“Early warning is crucial to getting out of a house fire alive and for surviving CO poisoning,” said CPSC Acting Chairman Robert Adler. “I encourage everyone to check and change the batteries in their smoke and carbon monoxide alarms. Doing this can save you and your family in a fire or CO emergency.”
Why is this important?
CPSC estimates that in 2016, there were nearly 352,000 residential structure fires, resulting in about 2,410 deaths, 10,370 injuries, and $6.36 billion in property damage.
According to the National Fire Protection Association (NFPA,) in 2018, a home fire occurs at the rate of one every 87 seconds. From 2012-2016, the NFPA estimated that almost three of every five home fire deaths resulted from fires in homes with no working smoke alarms.
In addition, the Centers for Disease Control and Prevention (CDC) estimate more than 400 people die in the United States every year from CO poisoning.
What should you do to protect your family?
Check …change …practice. It’s that simple. Check your alarms monthly. Change the batteries yearly. Practice a fire escape plan.
A smoke alarm should be on every level of your home, inside each bedroom, and outside sleeping areas. CO alarms should also be placed on every level of your home, and outside sleeping areas. Batteries should be replaced in alarms, unless the alarms have sealed 10-year batteries. Replace your smoke alarms if they are more than 10 years old.

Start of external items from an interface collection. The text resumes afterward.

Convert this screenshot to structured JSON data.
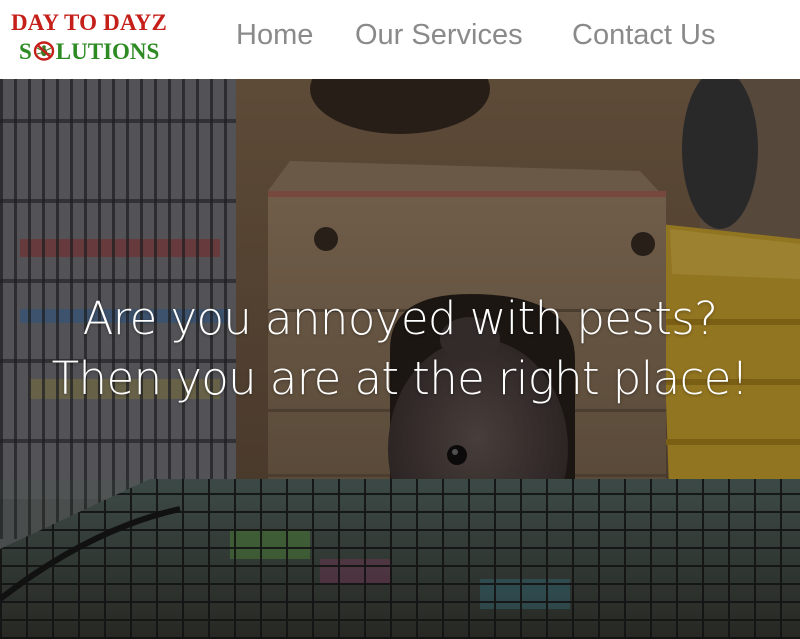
{
  "brand": {
    "line1": "DAY TO DAYZ",
    "line2_prefix": "S",
    "line2_suffix": "LUTIONS",
    "mark_icon": "no-pest-icon",
    "colors": {
      "red": "#c51f1a",
      "green": "#2e8b24"
    }
  },
  "nav": {
    "items": [
      {
        "label": "Home"
      },
      {
        "label": "Our Services"
      },
      {
        "label": "Contact Us"
      }
    ],
    "color": "#8a8a8a"
  },
  "hero": {
    "line1": "Are you annoyed with pests?",
    "line2": "Then you are at the right place!",
    "image": "rat-in-wooden-house-photo"
  }
}
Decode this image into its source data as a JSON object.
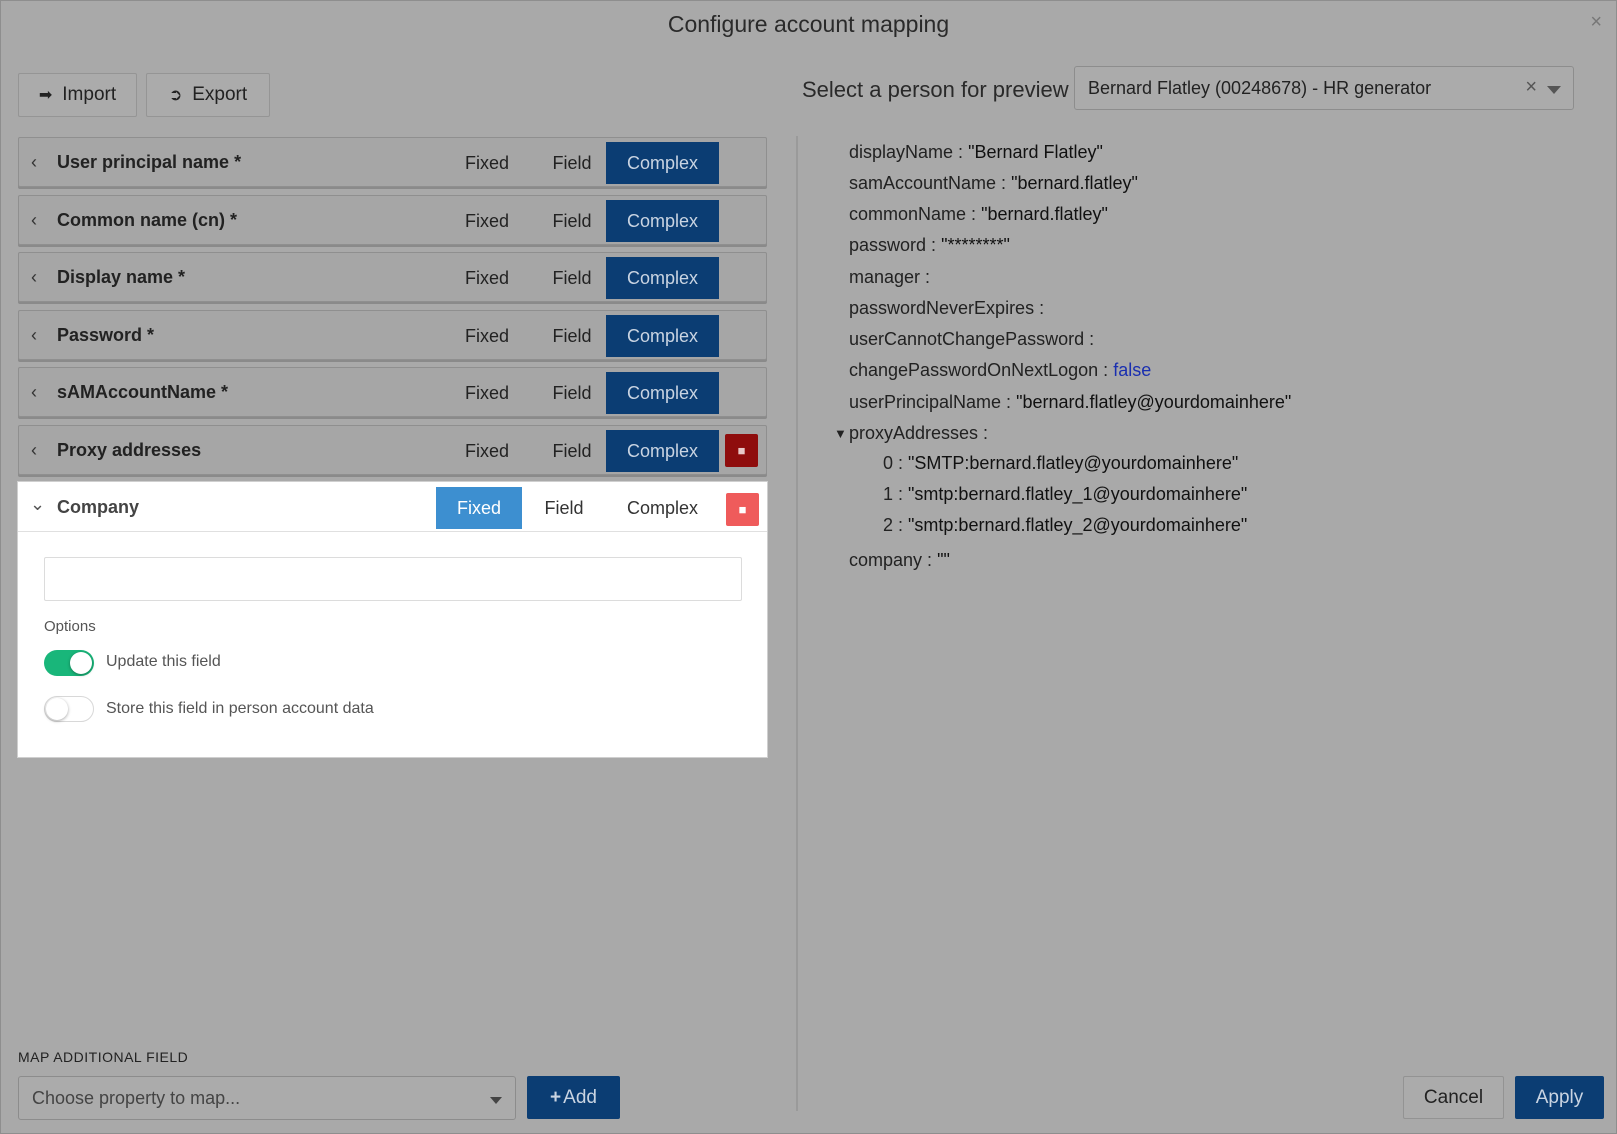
{
  "dialog": {
    "title": "Configure account mapping",
    "close": "×"
  },
  "toolbar": {
    "import_label": "Import",
    "export_label": "Export"
  },
  "preview": {
    "label": "Select a person for preview",
    "selected_person": "Bernard Flatley (00248678) - HR generator",
    "clear": "×"
  },
  "mappings": [
    {
      "label": "User principal name *",
      "mode": "Complex"
    },
    {
      "label": "Common name (cn) *",
      "mode": "Complex"
    },
    {
      "label": "Display name *",
      "mode": "Complex"
    },
    {
      "label": "Password *",
      "mode": "Complex"
    },
    {
      "label": "sAMAccountName *",
      "mode": "Complex"
    },
    {
      "label": "Proxy addresses",
      "mode": "Complex"
    }
  ],
  "modes": {
    "fixed": "Fixed",
    "field": "Field",
    "complex": "Complex"
  },
  "expanded": {
    "label": "Company",
    "mode": "Fixed",
    "value": "",
    "options_label": "Options",
    "update_field_label": "Update this field",
    "update_field_on": true,
    "store_field_label": "Store this field in person account data",
    "store_field_on": false
  },
  "bottom": {
    "map_label": "MAP ADDITIONAL FIELD",
    "map_placeholder": "Choose property to map...",
    "add_label": "Add",
    "cancel_label": "Cancel",
    "apply_label": "Apply"
  },
  "preview_tree": {
    "displayName": {
      "key": "displayName :",
      "value": "\"Bernard Flatley\""
    },
    "samAccountName": {
      "key": "samAccountName :",
      "value": "\"bernard.flatley\""
    },
    "commonName": {
      "key": "commonName :",
      "value": "\"bernard.flatley\""
    },
    "password": {
      "key": "password :",
      "value": "\"********\""
    },
    "manager": {
      "key": "manager :",
      "value": ""
    },
    "passwordNeverExpires": {
      "key": "passwordNeverExpires :",
      "value": ""
    },
    "userCannotChangePassword": {
      "key": "userCannotChangePassword :",
      "value": ""
    },
    "changePasswordOnNextLogon": {
      "key": "changePasswordOnNextLogon :",
      "value": "false"
    },
    "userPrincipalName": {
      "key": "userPrincipalName :",
      "value": "\"bernard.flatley@yourdomainhere\""
    },
    "proxyAddresses": {
      "key": "proxyAddresses :",
      "toggle": "▼"
    },
    "proxy_items": [
      {
        "key": "0 :",
        "value": "\"SMTP:bernard.flatley@yourdomainhere\""
      },
      {
        "key": "1 :",
        "value": "\"smtp:bernard.flatley_1@yourdomainhere\""
      },
      {
        "key": "2 :",
        "value": "\"smtp:bernard.flatley_2@yourdomainhere\""
      }
    ],
    "company": {
      "key": "company :",
      "value": "\"\""
    }
  },
  "colors": {
    "accent": "#0b3d73",
    "fixed_active": "#3d8fd0",
    "toggle_on": "#19b67a",
    "delete_active": "#ef5b5b",
    "bool_value": "#1a2fb0"
  }
}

When you “change the time,” take the time to ensure your alarms for smoke and carbon monoxide are working.